I left this morning at around 10:30am. The Cat was playing Jump Start World: First Grade.
I returned home around 3:15pm. The Cat was playing Jump Start World: First Grade.
Sure, I know there was some time in there where he and Husband ran a couple errands and got lunch, but the time he was home he was glued to the computer, earning "gems."
Reward for good work is a huge motivator for the Cat. Jump Start World's gem reward system has gotten the Cat very excited about mastering levels and clearing units. We received Jump Start World: First Grade through the Parent Bloggers Network.
The Cat has tried some educational video games before, but they haven't been nearly as sophisticated.
The Cat enjoys "regular" video games and social sites like Club Penguin and when he was younger I picked up some of those educational disks at Best Buy or Fry's, but while he enjoys the purely-adventurous nature of Club Penguin, he never got into the educational stuff.
Conversely, he is very excited about Jump Start World. It is an interactive world, like some of those social games, but then rather than playing a simple game of tic-tac-toe, the ability to place an "X" or "O" hinges upon the user answering a question correctly. Viola - Educational! There are versions of "Frogger," "Tetris," and "Connect Four" (but as "Five in a Row,") all tied to educational concepts.

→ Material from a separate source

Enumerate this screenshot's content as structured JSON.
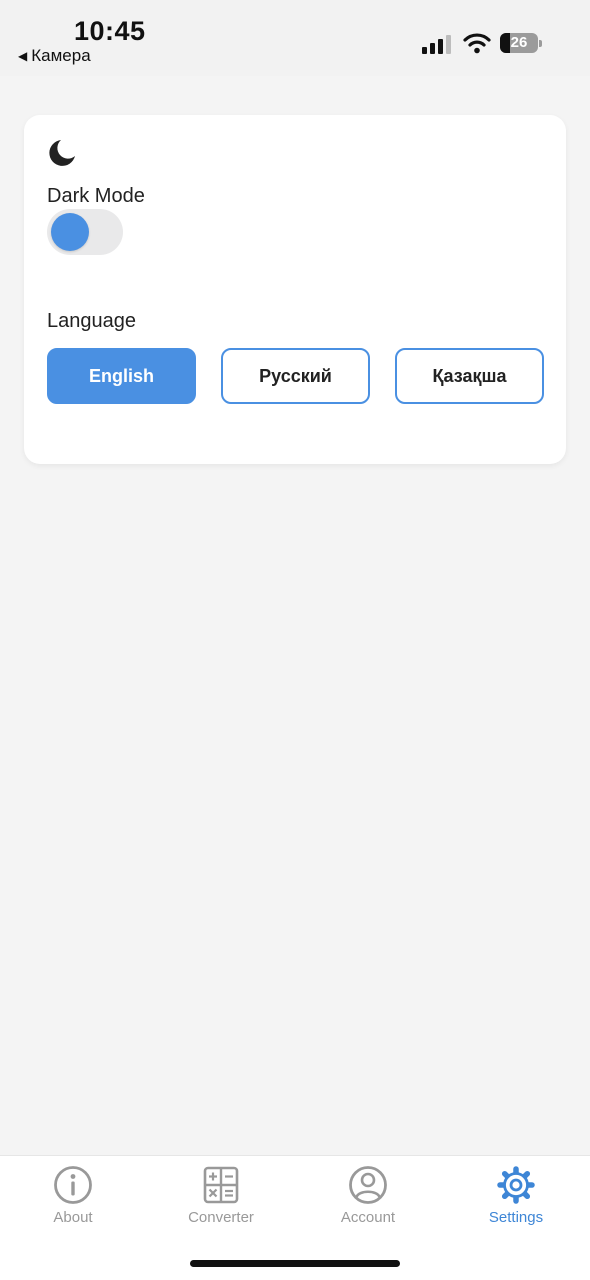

Initially, I was a bit concerned that the quizzes were too simple for the Cat. Identifying an "uppercase M," for example, is rather simple for a first grader; however, these simple tasks meant that he got the hang of the hand-eye coordination of the game, so when the concepts (hopefully) become more complex, he won't be tripped up by the way the game is played and can focus on the educational concept. Similarly, there was a number identification game that asked for "above 5" but then nearly all the numbers were greater than 5. It was very difficult to make a mistake!
Still, there were some concepts that were surprisingly tricky for the Cat, despite my assumption that it was too easy yet. First, issues of categorization sometimes confused him: instructed to "click on all the colors," no problem! But "click on transportation," and he cried, worrying what that was until I explained, "vehicles: ways of getting places." During a rather simple reading comprehension, the Cat easily answered all the "facts" about the story: "What sentence wasn't in the story?" and "What did the broom turn into?" but he froze when asked, "How did the character feel...?" until he thought it out a bit.
And so, even if the program isn't quizzing him on advanced mathematics or having him read stories on his own, it seems that there are some other educational concepts that the Cat will need to work on, such as social skills, and will enjoy doing so given this interactive universe and reward system.
As the Cat continues earning "gems," he can turn them in online for rewards. I can check his progress in the parental section. As the Cat requires new material, new "adventure packs" will be downloaded, at least one per month, up to twelve for each grade.
The one trick that both the Cat and I had difficulty with was whenever a letter sound was needed to complete the game. For example, "What letter sounds like...?" questions stumped us both because while the speaker sounded like "V," it was really "F" and so forth. I am not sure whether this is a function of my computer's speaker quality, the game's pronunciation, or the Cat and my hearing!
Aside from this glitch, I foresee the Cat spending a lot of time maneuvering his little cat character through the Jump Start World universe.
Jump Start World's website has a free trial for download. To purchase the system is only $19.95 (for Kindergarten, First Grade, or Second Grade.)